TASK GOAL - Every line of the material must be restated exactly, though not its pictures.

EXERCISE MATERIAL -
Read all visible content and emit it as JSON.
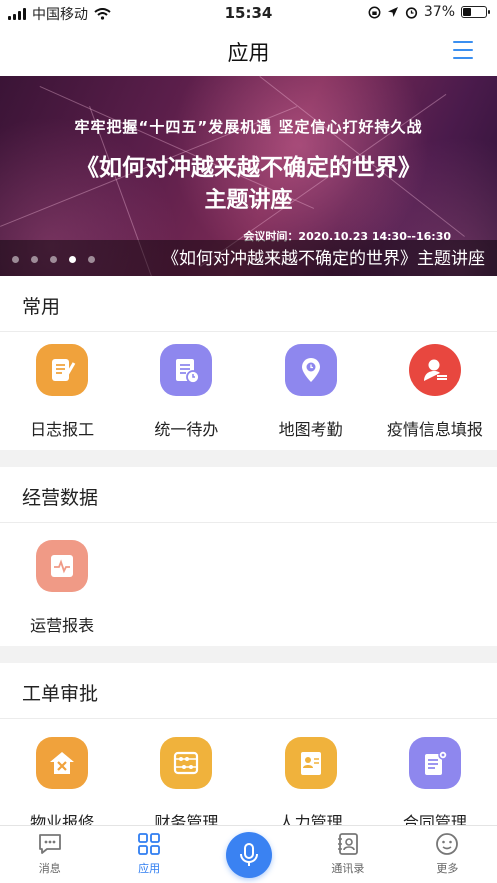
{
  "status_bar": {
    "carrier": "中国移动",
    "time": "15:34",
    "battery": "37%",
    "battery_level": 0.37
  },
  "header": {
    "title": "应用",
    "menu_icon": "menu-icon"
  },
  "banner": {
    "top_text": "牢牢把握“十四五”发展机遇 坚定信心打好持久战",
    "main_title": "《如何对冲越来越不确定的世界》",
    "sub_title": "主题讲座",
    "meeting_time": "会议时间：2020.10.23  14:30--16:30",
    "caption": "《如何对冲越来越不确定的世界》主题讲座",
    "slide_count": 5,
    "active_slide": 4,
    "colors": {
      "bg": "#5a1e4a"
    }
  },
  "sections": {
    "common": {
      "title": "常用",
      "items": [
        {
          "label": "日志报工",
          "icon": "notebook-pen-icon",
          "color": "#f0a23c"
        },
        {
          "label": "统一待办",
          "icon": "document-clock-icon",
          "color": "#8e87ee"
        },
        {
          "label": "地图考勤",
          "icon": "map-pin-icon",
          "color": "#8e87ee"
        },
        {
          "label": "疫情信息填报",
          "icon": "person-list-icon",
          "color": "#e8473f"
        }
      ]
    },
    "business": {
      "title": "经营数据",
      "items": [
        {
          "label": "运营报表",
          "icon": "report-chart-icon",
          "color": "#f09a86"
        }
      ]
    },
    "workorder": {
      "title": "工单审批",
      "items": [
        {
          "label": "物业报修",
          "icon": "house-tools-icon",
          "color": "#f0a23c"
        },
        {
          "label": "财务管理",
          "icon": "abacus-icon",
          "color": "#f0b23c"
        },
        {
          "label": "人力管理",
          "icon": "id-card-icon",
          "color": "#f0b23c"
        },
        {
          "label": "合同管理",
          "icon": "contract-gear-icon",
          "color": "#8e87ee"
        }
      ]
    }
  },
  "tabbar": {
    "items": [
      {
        "label": "消息",
        "icon": "message-icon"
      },
      {
        "label": "应用",
        "icon": "apps-grid-icon",
        "active": true
      },
      {
        "label": "",
        "icon": "microphone-icon"
      },
      {
        "label": "通讯录",
        "icon": "contacts-icon"
      },
      {
        "label": "更多",
        "icon": "more-icon"
      }
    ],
    "colors": {
      "active": "#2f7df1",
      "inactive": "#666666",
      "mic": "#3a82f2"
    }
  }
}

TASK RESULT -
Read all visible content and emit it as JSON.
{
  "status_bar": {
    "carrier": "中国移动",
    "time": "15:34",
    "battery": "37%",
    "battery_level": 0.37
  },
  "header": {
    "title": "应用",
    "menu_icon": "menu-icon"
  },
  "banner": {
    "top_text": "牢牢把握“十四五”发展机遇 坚定信心打好持久战",
    "main_title": "《如何对冲越来越不确定的世界》",
    "sub_title": "主题讲座",
    "meeting_time": "会议时间：2020.10.23  14:30--16:30",
    "caption": "《如何对冲越来越不确定的世界》主题讲座",
    "slide_count": 5,
    "active_slide": 4,
    "colors": {
      "bg": "#5a1e4a"
    }
  },
  "sections": {
    "common": {
      "title": "常用",
      "items": [
        {
          "label": "日志报工",
          "icon": "notebook-pen-icon",
          "color": "#f0a23c"
        },
        {
          "label": "统一待办",
          "icon": "document-clock-icon",
          "color": "#8e87ee"
        },
        {
          "label": "地图考勤",
          "icon": "map-pin-icon",
          "color": "#8e87ee"
        },
        {
          "label": "疫情信息填报",
          "icon": "person-list-icon",
          "color": "#e8473f"
        }
      ]
    },
    "business": {
      "title": "经营数据",
      "items": [
        {
          "label": "运营报表",
          "icon": "report-chart-icon",
          "color": "#f09a86"
        }
      ]
    },
    "workorder": {
      "title": "工单审批",
      "items": [
        {
          "label": "物业报修",
          "icon": "house-tools-icon",
          "color": "#f0a23c"
        },
        {
          "label": "财务管理",
          "icon": "abacus-icon",
          "color": "#f0b23c"
        },
        {
          "label": "人力管理",
          "icon": "id-card-icon",
          "color": "#f0b23c"
        },
        {
          "label": "合同管理",
          "icon": "contract-gear-icon",
          "color": "#8e87ee"
        }
      ]
    }
  },
  "tabbar": {
    "items": [
      {
        "label": "消息",
        "icon": "message-icon"
      },
      {
        "label": "应用",
        "icon": "apps-grid-icon",
        "active": true
      },
      {
        "label": "",
        "icon": "microphone-icon"
      },
      {
        "label": "通讯录",
        "icon": "contacts-icon"
      },
      {
        "label": "更多",
        "icon": "more-icon"
      }
    ],
    "colors": {
      "active": "#2f7df1",
      "inactive": "#666666",
      "mic": "#3a82f2"
    }
  }
}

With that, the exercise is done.